> **EXERCISE GOAL**
Select the lines below containing the word "JSON".

> **GIVEN DATA**
◇ ◇ ◇ ◇ ◇
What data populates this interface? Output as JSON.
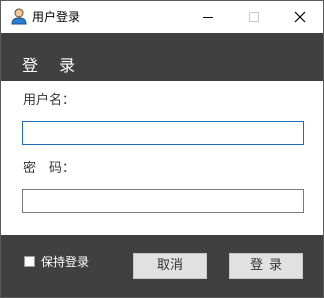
{
  "window": {
    "title": "用户登录",
    "icon": "user-avatar-icon",
    "controls": {
      "minimize_icon": "minimize-icon",
      "maximize_icon": "maximize-icon",
      "close_icon": "close-icon"
    }
  },
  "header": {
    "title": "登 录"
  },
  "form": {
    "username_label": "用户名：",
    "username_value": "",
    "password_label": "密　码：",
    "password_value": ""
  },
  "footer": {
    "remember_label": "保持登录",
    "remember_checked": false,
    "cancel_label": "取消",
    "login_label": "登录"
  },
  "colors": {
    "header_bg": "#404040",
    "footer_bg": "#404040",
    "focus_border": "#1d6fb8",
    "button_bg": "#e1e1e1"
  }
}
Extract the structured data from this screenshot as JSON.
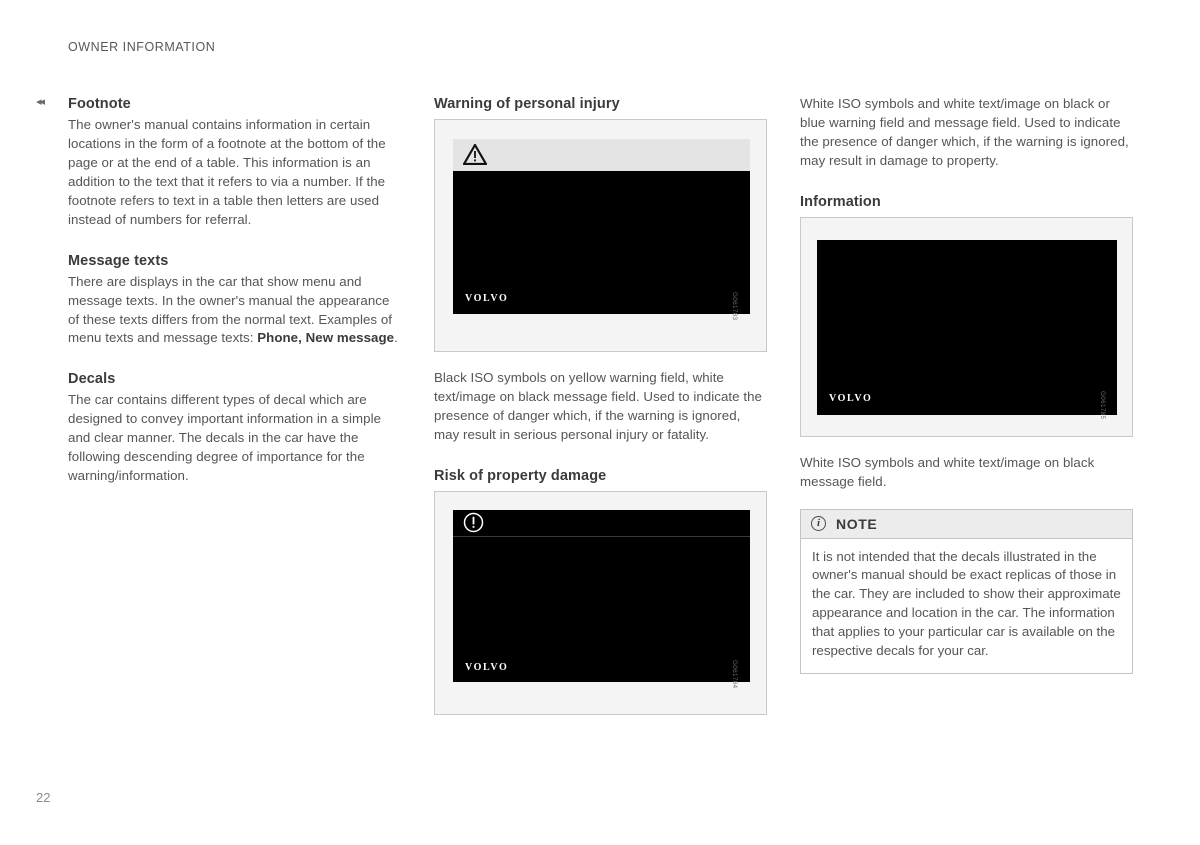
{
  "header": {
    "running_title": "OWNER INFORMATION",
    "continuation_marker": "◂◂"
  },
  "folio": {
    "page_number": "22"
  },
  "columns": {
    "left": {
      "sections": [
        {
          "title": "Footnote",
          "paragraphs": [
            "The owner's manual contains information in certain locations in the form of a footnote at the bottom of the page or at the end of a table. This information is an addition to the text that it refers to via a number. If the footnote refers to text in a table then letters are used instead of numbers for referral."
          ]
        },
        {
          "title": "Message texts",
          "paragraph_lead": "There are displays in the car that show menu and message texts. In the owner's manual the appearance of these texts differs from the normal text. Examples of menu texts and message texts: ",
          "paragraph_bold": "Phone, New message",
          "paragraph_tail": "."
        },
        {
          "title": "Decals",
          "paragraphs": [
            "The car contains different types of decal which are designed to convey important information in a simple and clear manner. The decals in the car have the following descending degree of importance for the warning/information."
          ]
        }
      ]
    },
    "middle": {
      "figure_1": {
        "title": "Warning of personal injury",
        "icon": "warning-triangle-icon",
        "brand_word": "VOLVO",
        "image_code": "G061783",
        "band_color": "#e4e4e4",
        "field_color": "#000000"
      },
      "caption_1": "Black ISO symbols on yellow warning field, white text/image on black message field. Used to indicate the presence of danger which, if the warning is ignored, may result in serious personal injury or fatality.",
      "figure_2": {
        "title": "Risk of property damage",
        "icon": "exclamation-circle-icon",
        "brand_word": "VOLVO",
        "image_code": "G061784",
        "band_color": "#000000",
        "field_color": "#000000"
      }
    },
    "right": {
      "caption_top": "White ISO symbols and white text/image on black or blue warning field and message field. Used to indicate the presence of danger which, if the warning is ignored, may result in damage to property.",
      "figure_3": {
        "title": "Information",
        "brand_word": "VOLVO",
        "image_code": "G061785",
        "field_color": "#000000"
      },
      "caption_bottom": "White ISO symbols and white text/image on black message field.",
      "note": {
        "icon": "info-circle-icon",
        "icon_glyph": "i",
        "title": "NOTE",
        "text": "It is not intended that the decals illustrated in the owner's manual should be exact replicas of those in the car. They are included to show their approximate appearance and location in the car. The information that applies to your particular car is available on the respective decals for your car."
      }
    }
  }
}
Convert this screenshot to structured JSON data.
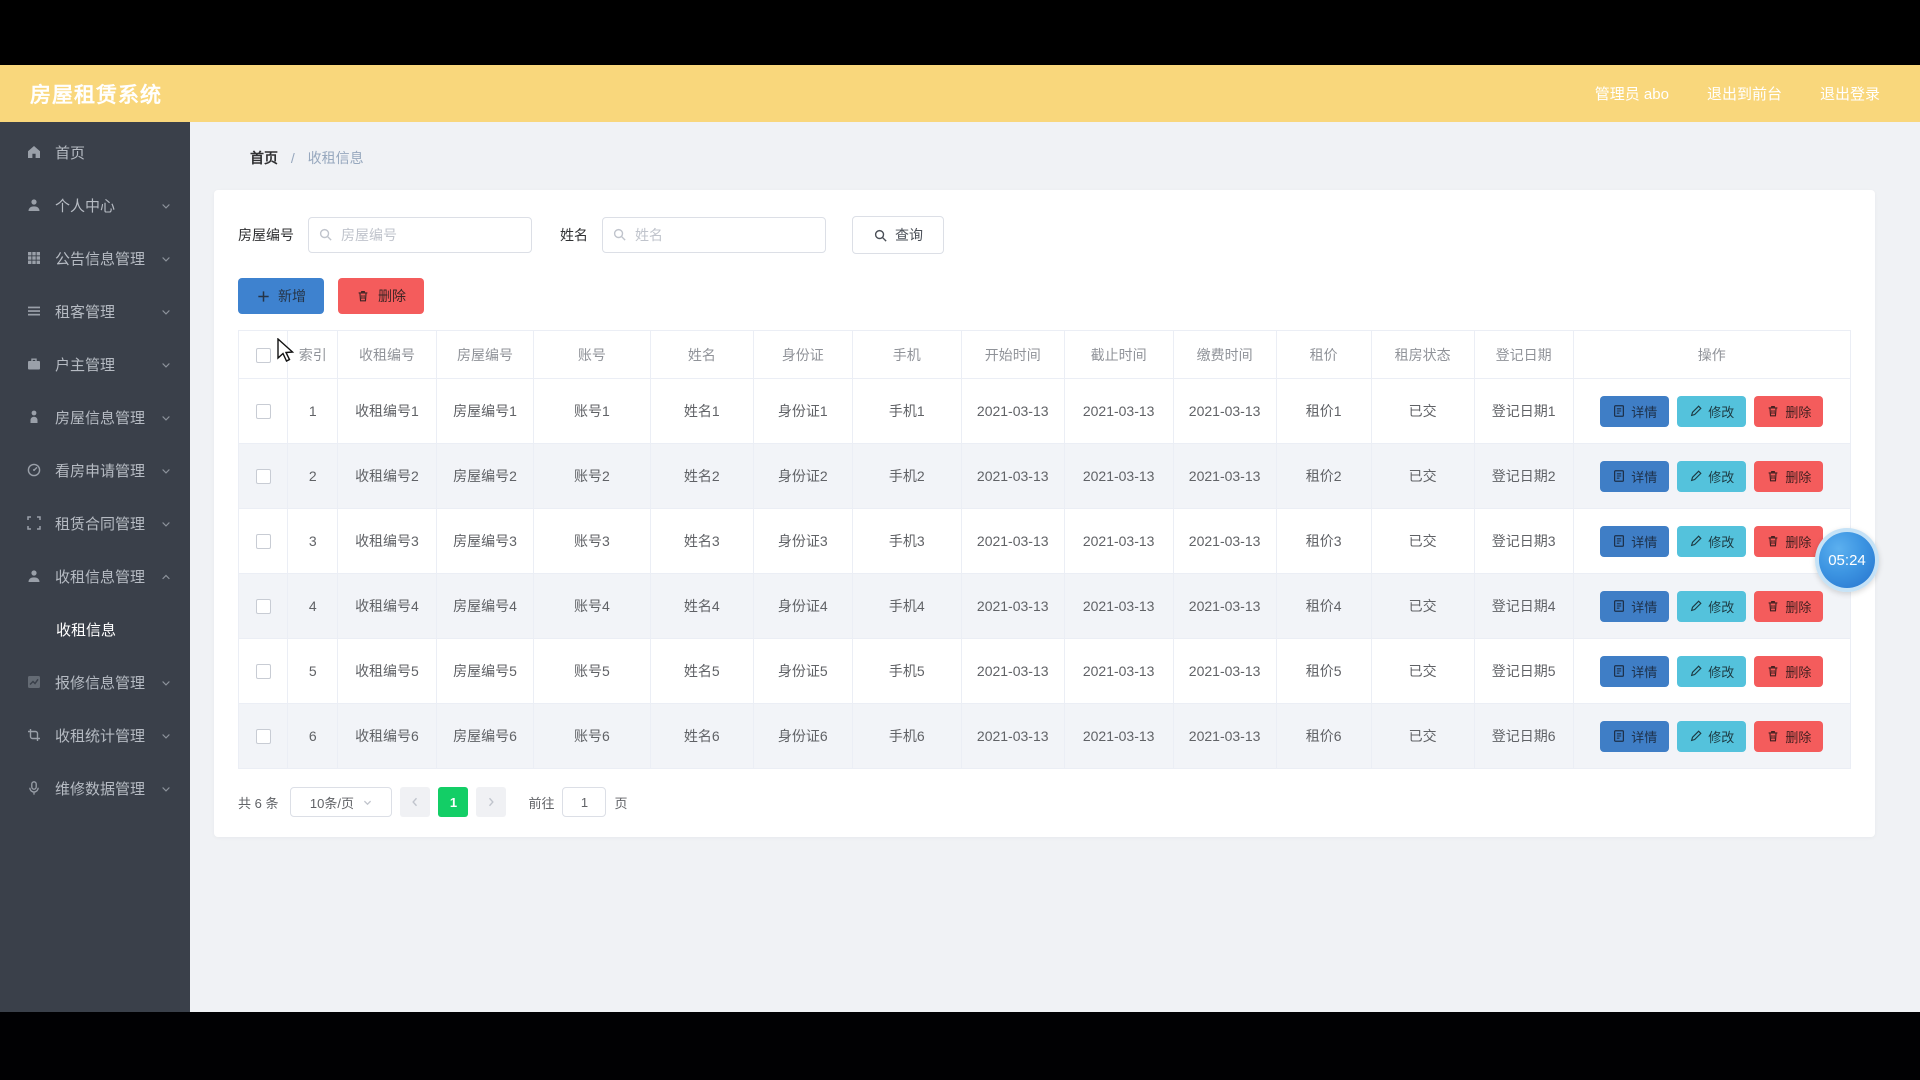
{
  "app": {
    "title": "房屋租赁系统"
  },
  "header": {
    "links": [
      {
        "label": "管理员 abo"
      },
      {
        "label": "退出到前台"
      },
      {
        "label": "退出登录"
      }
    ]
  },
  "sidebar": {
    "items": [
      {
        "label": "首页",
        "icon": "home-icon",
        "chevron": "none"
      },
      {
        "label": "个人中心",
        "icon": "user-icon",
        "chevron": "down"
      },
      {
        "label": "公告信息管理",
        "icon": "grid-icon",
        "chevron": "down"
      },
      {
        "label": "租客管理",
        "icon": "list-icon",
        "chevron": "down"
      },
      {
        "label": "户主管理",
        "icon": "briefcase-icon",
        "chevron": "down"
      },
      {
        "label": "房屋信息管理",
        "icon": "person-icon",
        "chevron": "down"
      },
      {
        "label": "看房申请管理",
        "icon": "gauge-icon",
        "chevron": "down"
      },
      {
        "label": "租赁合同管理",
        "icon": "crop-icon",
        "chevron": "down"
      },
      {
        "label": "收租信息管理",
        "icon": "user-icon",
        "chevron": "up"
      },
      {
        "label": "收租信息",
        "icon": "",
        "chevron": "none",
        "sub": true,
        "active": true
      },
      {
        "label": "报修信息管理",
        "icon": "chart-icon",
        "chevron": "down"
      },
      {
        "label": "收租统计管理",
        "icon": "crop2-icon",
        "chevron": "down"
      },
      {
        "label": "维修数据管理",
        "icon": "mic-icon",
        "chevron": "down"
      }
    ]
  },
  "breadcrumb": {
    "home": "首页",
    "separator": "/",
    "current": "收租信息"
  },
  "search": {
    "field1_label": "房屋编号",
    "field1_placeholder": "房屋编号",
    "field2_label": "姓名",
    "field2_placeholder": "姓名",
    "query_label": "查询"
  },
  "toolbar": {
    "add_label": "新增",
    "delete_label": "删除"
  },
  "table": {
    "headers": [
      "索引",
      "收租编号",
      "房屋编号",
      "账号",
      "姓名",
      "身份证",
      "手机",
      "开始时间",
      "截止时间",
      "缴费时间",
      "租价",
      "租房状态",
      "登记日期",
      "操作"
    ],
    "rows": [
      [
        "1",
        "收租编号1",
        "房屋编号1",
        "账号1",
        "姓名1",
        "身份证1",
        "手机1",
        "2021-03-13",
        "2021-03-13",
        "2021-03-13",
        "租价1",
        "已交",
        "登记日期1"
      ],
      [
        "2",
        "收租编号2",
        "房屋编号2",
        "账号2",
        "姓名2",
        "身份证2",
        "手机2",
        "2021-03-13",
        "2021-03-13",
        "2021-03-13",
        "租价2",
        "已交",
        "登记日期2"
      ],
      [
        "3",
        "收租编号3",
        "房屋编号3",
        "账号3",
        "姓名3",
        "身份证3",
        "手机3",
        "2021-03-13",
        "2021-03-13",
        "2021-03-13",
        "租价3",
        "已交",
        "登记日期3"
      ],
      [
        "4",
        "收租编号4",
        "房屋编号4",
        "账号4",
        "姓名4",
        "身份证4",
        "手机4",
        "2021-03-13",
        "2021-03-13",
        "2021-03-13",
        "租价4",
        "已交",
        "登记日期4"
      ],
      [
        "5",
        "收租编号5",
        "房屋编号5",
        "账号5",
        "姓名5",
        "身份证5",
        "手机5",
        "2021-03-13",
        "2021-03-13",
        "2021-03-13",
        "租价5",
        "已交",
        "登记日期5"
      ],
      [
        "6",
        "收租编号6",
        "房屋编号6",
        "账号6",
        "姓名6",
        "身份证6",
        "手机6",
        "2021-03-13",
        "2021-03-13",
        "2021-03-13",
        "租价6",
        "已交",
        "登记日期6"
      ]
    ],
    "actions": {
      "detail": "详情",
      "edit": "修改",
      "delete": "删除"
    }
  },
  "pagination": {
    "total": "共 6 条",
    "page_size": "10条/页",
    "current_page": "1",
    "goto_label": "前往",
    "goto_value": "1",
    "page_unit": "页"
  },
  "overlay": {
    "timer": "05:24"
  },
  "colors": {
    "header_yellow": "#f9d77c",
    "sidebar_bg": "#3a404a",
    "primary_blue": "#3e82cf",
    "detail_blue": "#3f7ec6",
    "edit_cyan": "#54c2dc",
    "danger_red": "#f45c5c",
    "pager_green": "#13ce66",
    "status_paid": "已交"
  }
}
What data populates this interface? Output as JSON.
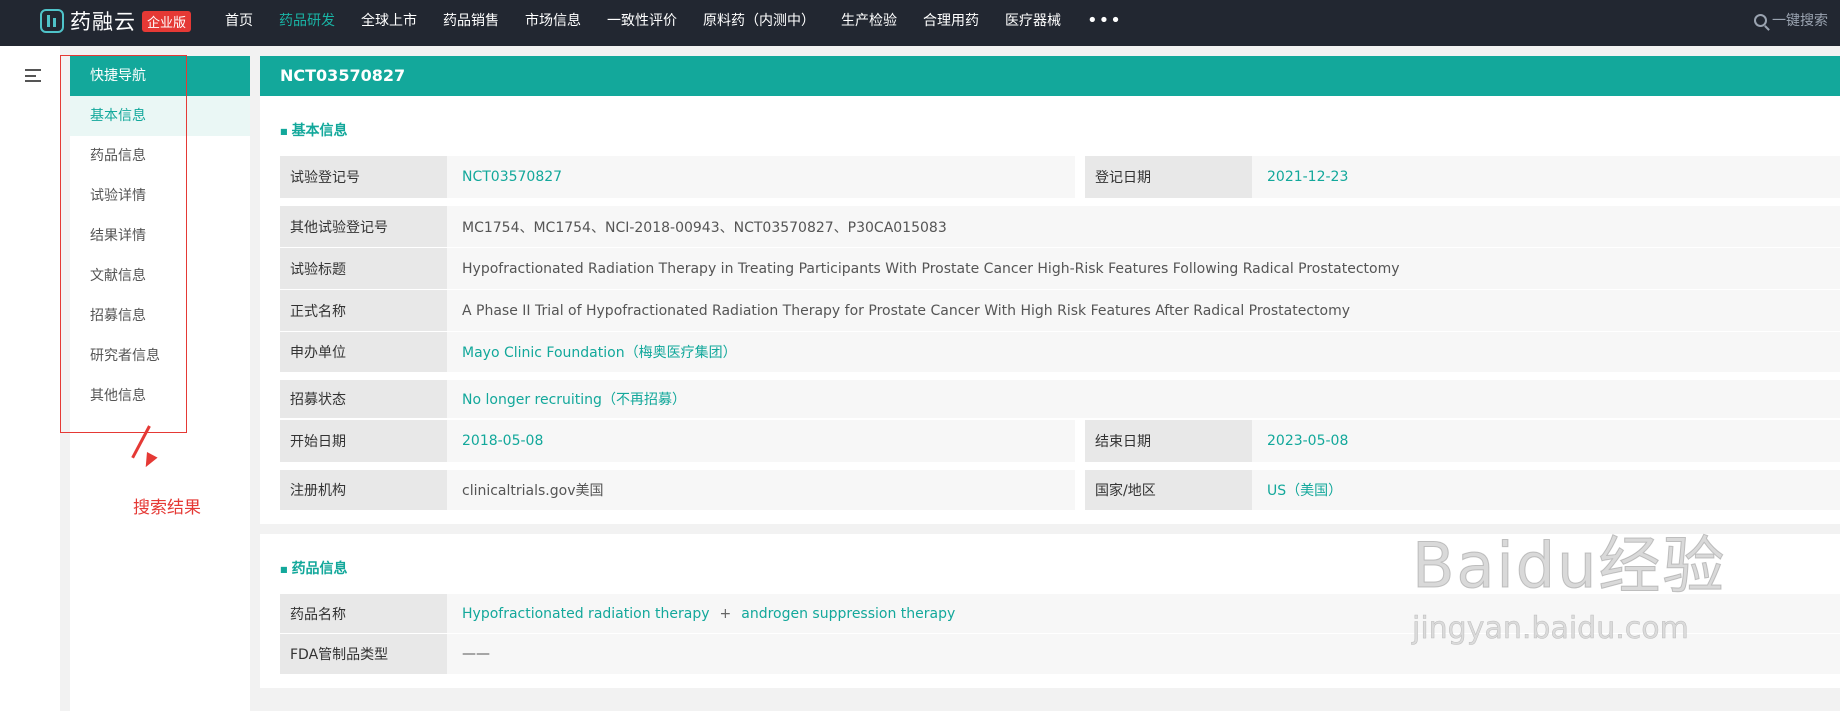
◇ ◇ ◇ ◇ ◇
> **EXPECTED ANSWER**
What data populates this interface? Output as JSON.
Extract the structured data from this screenshot as JSON.
Convert this screenshot to structured JSON data.
What data populates this interface? Output as JSON.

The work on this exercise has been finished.